Today we celebrate your first birthday, and we were asking ourselves what we can give you that will last through the years. So we have decided to write you a letter. You have been a tremendous gift to us in our lives because you have helped us to look beyond our human limits. When the doctors wanted to scare us, your life that was so fragile gave us the strength to go forward. For what little I have learned during these years, I can tell you only that love is the center of our lives, because we are born from an act of love, we live for love and to be loved, and we die to know the true love of God. The goal of our life is to love and to be loved, always ready to learn how to love the others as only God can teach you. Love consumes you, but it is beautiful to die consumed, exactly like a candle that goes out only when it has reached its goal. Anything that you do in life will make sense only if you look at it in view of eternal life. If you are truly loving, you will realize this from the fact that nothing belongs to you, because everything is a gift. As St. Francis says, “The opposite of love is possession.”
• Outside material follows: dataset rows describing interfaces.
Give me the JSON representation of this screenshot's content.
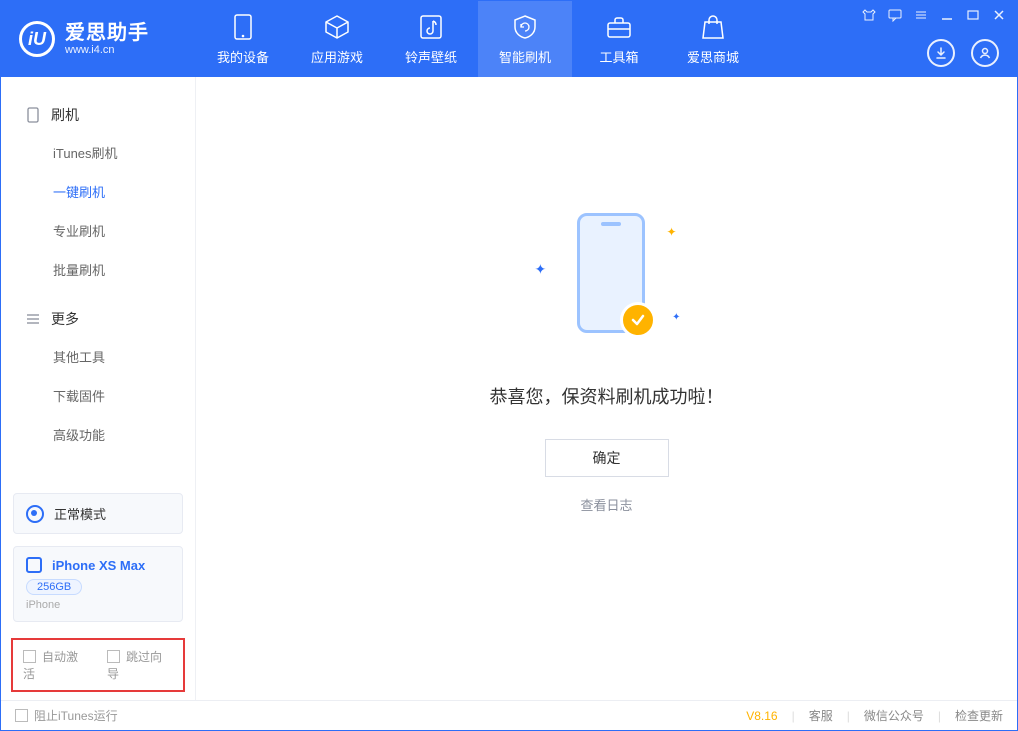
{
  "app": {
    "name_zh": "爱思助手",
    "name_en": "www.i4.cn"
  },
  "tabs": {
    "device": "我的设备",
    "apps": "应用游戏",
    "ringtones": "铃声壁纸",
    "flash": "智能刷机",
    "toolbox": "工具箱",
    "store": "爱思商城"
  },
  "sidebar": {
    "group_flash": "刷机",
    "group_more": "更多",
    "items": {
      "itunes": "iTunes刷机",
      "onekey": "一键刷机",
      "pro": "专业刷机",
      "batch": "批量刷机",
      "other": "其他工具",
      "firmware": "下载固件",
      "advanced": "高级功能"
    }
  },
  "device_panel": {
    "mode": "正常模式",
    "name": "iPhone XS Max",
    "storage": "256GB",
    "type": "iPhone"
  },
  "checkboxes": {
    "auto_activate": "自动激活",
    "skip_guide": "跳过向导"
  },
  "main": {
    "success": "恭喜您，保资料刷机成功啦！",
    "ok": "确定",
    "log": "查看日志"
  },
  "footer": {
    "block_itunes": "阻止iTunes运行",
    "version": "V8.16",
    "cs": "客服",
    "wechat": "微信公众号",
    "update": "检查更新"
  }
}
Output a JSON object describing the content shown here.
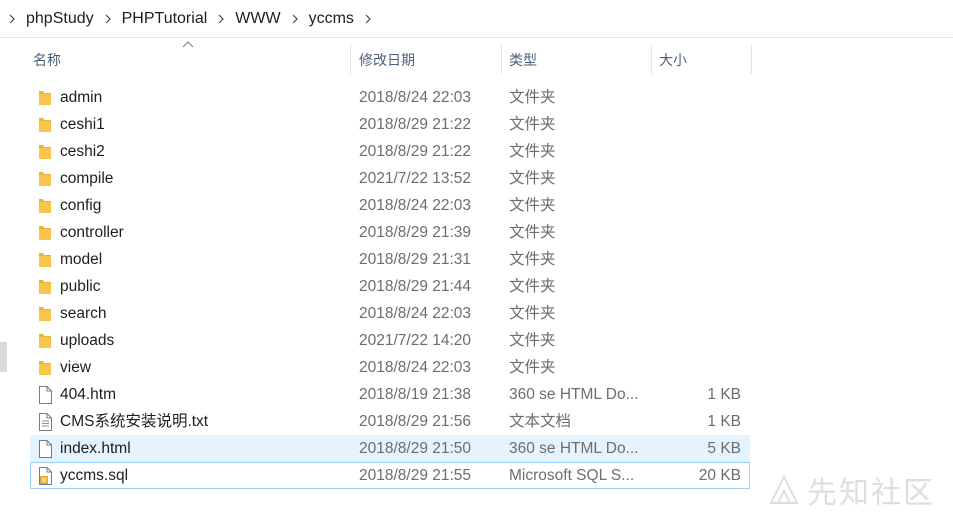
{
  "breadcrumb": [
    "phpStudy",
    "PHPTutorial",
    "WWW",
    "yccms"
  ],
  "columns": {
    "name": "名称",
    "date": "修改日期",
    "type": "类型",
    "size": "大小"
  },
  "files": [
    {
      "name": "admin",
      "date": "2018/8/24 22:03",
      "type": "文件夹",
      "size": "",
      "icon": "folder-icon"
    },
    {
      "name": "ceshi1",
      "date": "2018/8/29 21:22",
      "type": "文件夹",
      "size": "",
      "icon": "folder-icon"
    },
    {
      "name": "ceshi2",
      "date": "2018/8/29 21:22",
      "type": "文件夹",
      "size": "",
      "icon": "folder-icon"
    },
    {
      "name": "compile",
      "date": "2021/7/22 13:52",
      "type": "文件夹",
      "size": "",
      "icon": "folder-icon"
    },
    {
      "name": "config",
      "date": "2018/8/24 22:03",
      "type": "文件夹",
      "size": "",
      "icon": "folder-icon"
    },
    {
      "name": "controller",
      "date": "2018/8/29 21:39",
      "type": "文件夹",
      "size": "",
      "icon": "folder-icon"
    },
    {
      "name": "model",
      "date": "2018/8/29 21:31",
      "type": "文件夹",
      "size": "",
      "icon": "folder-icon"
    },
    {
      "name": "public",
      "date": "2018/8/29 21:44",
      "type": "文件夹",
      "size": "",
      "icon": "folder-icon"
    },
    {
      "name": "search",
      "date": "2018/8/24 22:03",
      "type": "文件夹",
      "size": "",
      "icon": "folder-icon"
    },
    {
      "name": "uploads",
      "date": "2021/7/22 14:20",
      "type": "文件夹",
      "size": "",
      "icon": "folder-icon"
    },
    {
      "name": "view",
      "date": "2018/8/24 22:03",
      "type": "文件夹",
      "size": "",
      "icon": "folder-icon"
    },
    {
      "name": "404.htm",
      "date": "2018/8/19 21:38",
      "type": "360 se HTML Do...",
      "size": "1 KB",
      "icon": "html-file-icon"
    },
    {
      "name": "CMS系统安装说明.txt",
      "date": "2018/8/29 21:56",
      "type": "文本文档",
      "size": "1 KB",
      "icon": "text-file-icon"
    },
    {
      "name": "index.html",
      "date": "2018/8/29 21:50",
      "type": "360 se HTML Do...",
      "size": "5 KB",
      "icon": "html-file-icon",
      "state": "hover"
    },
    {
      "name": "yccms.sql",
      "date": "2018/8/29 21:55",
      "type": "Microsoft SQL S...",
      "size": "20 KB",
      "icon": "sql-file-icon",
      "state": "focused"
    }
  ],
  "watermark": "先知社区",
  "colors": {
    "folder": "#f8c549",
    "hover_bg": "#e5f3ff",
    "focus_border": "#99d1ff",
    "header_text": "#4c607a"
  }
}
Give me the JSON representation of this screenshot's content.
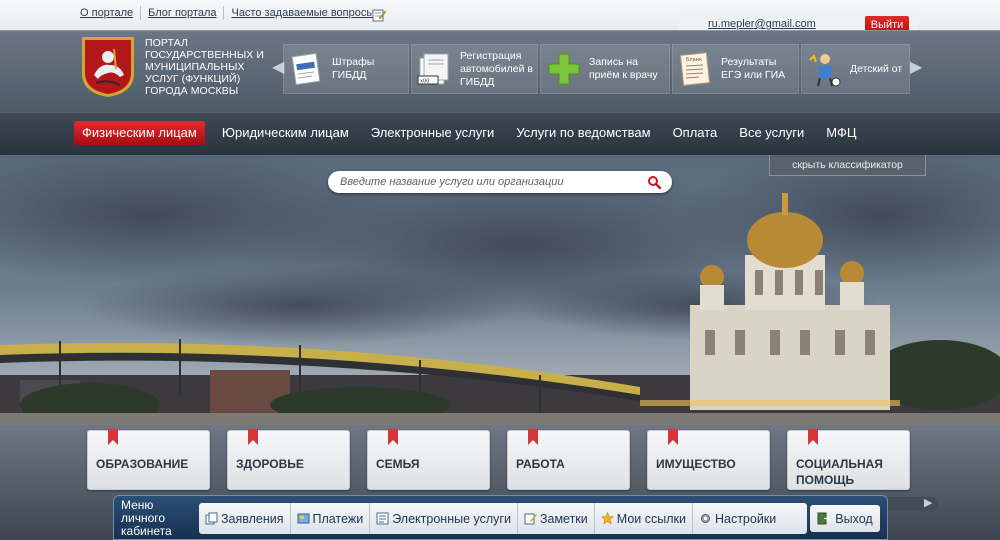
{
  "top_links": [
    "О портале",
    "Блог портала",
    "Часто задаваемые вопросы"
  ],
  "user": {
    "email": "ru.mepler@gmail.com",
    "logout_label": "Выйти"
  },
  "header": {
    "portal_title": "Портал государственных и муниципальных услуг (функций) города Москвы"
  },
  "services": [
    {
      "label": "Штрафы ГИБДД",
      "icon": "fine-document-icon"
    },
    {
      "label": "Регистрация автомобилей в ГИБДД",
      "icon": "car-registration-icon"
    },
    {
      "label": "Запись на приём к врачу",
      "icon": "medical-cross-icon"
    },
    {
      "label": "Результаты ЕГЭ или ГИА",
      "icon": "exam-form-icon"
    },
    {
      "label": "Детский от",
      "icon": "child-leisure-icon"
    }
  ],
  "nav": [
    "Физическим лицам",
    "Юридическим лицам",
    "Электронные услуги",
    "Услуги по ведомствам",
    "Оплата",
    "Все услуги",
    "МФЦ"
  ],
  "classifier": {
    "hide_label": "скрыть классификатор"
  },
  "search": {
    "placeholder": "Введите название услуги или организации"
  },
  "categories": [
    "Образование",
    "Здоровье",
    "Семья",
    "Работа",
    "Имущество",
    "Социальная помощь"
  ],
  "dock": {
    "label": "Меню личного кабинета",
    "items": [
      {
        "label": "Заявления",
        "icon": "applications-icon"
      },
      {
        "label": "Платежи",
        "icon": "payments-icon"
      },
      {
        "label": "Электронные услуги",
        "icon": "e-services-icon"
      },
      {
        "label": "Заметки",
        "icon": "notes-icon"
      },
      {
        "label": "Мои ссылки",
        "icon": "star-icon"
      },
      {
        "label": "Настройки",
        "icon": "settings-icon"
      }
    ],
    "exit_label": "Выход"
  },
  "colors": {
    "accent_red": "#c8161c",
    "dock_blue": "#1f3d63",
    "header_gray": "#5a6673"
  }
}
We loved your brother and sister –Mary and David– and we love you knowing that you all are not ours, that you all were not for us. And this is how it should be for everything in life. Everything that you have never belongs to you, because it is a gift that God gives you so that you can make it bear fruit. Never be discouraged, my son. God never takes anything away. And if He takes away, it is because He wants to give you so much more. Thanks to Mary and David, we are even more in love with eternal life and we have stopped fearing death. God has taken from us only in order to give us a heart that is bigger and more open to welcome eternity already in this life.
In Assisi, I fell in love with the joy of the friars that live believing in God’s providence. So I ask the Lord for the grace to believe in this providence that they spoke of– to believe in this Father that truly does not make you lack anything. Brother Veto helped us on this journey in believing in this promise. We got married without anything, but we put God in first place and believed in the love that he asked us to, taking this big leap; we have never been disappointed. We have always had a house and much more than we have ever needed. Your name is Francesco because St. Francis changed our lives, and we hope that he can be an example also for you. It’s beautiful to have examples of lives that remind you that you can expect the greatest joy already on this earth, with God as our guide. We know that you are special and that you have a great mission. The Lord has wanted you from eternity, and He will show you the road to follow if you open your heart. Trust Him. It is worth the while.
Mom and Dad
*A special thanks to Tatum from the Apostles of the Interior Life for translating this letter and many other articles and interviews on the amazing life of Chiara Corbella Petrillo.
Editor’s note: This article is courtesy of Focus. It was originally published on CE on Mar 4, 2013.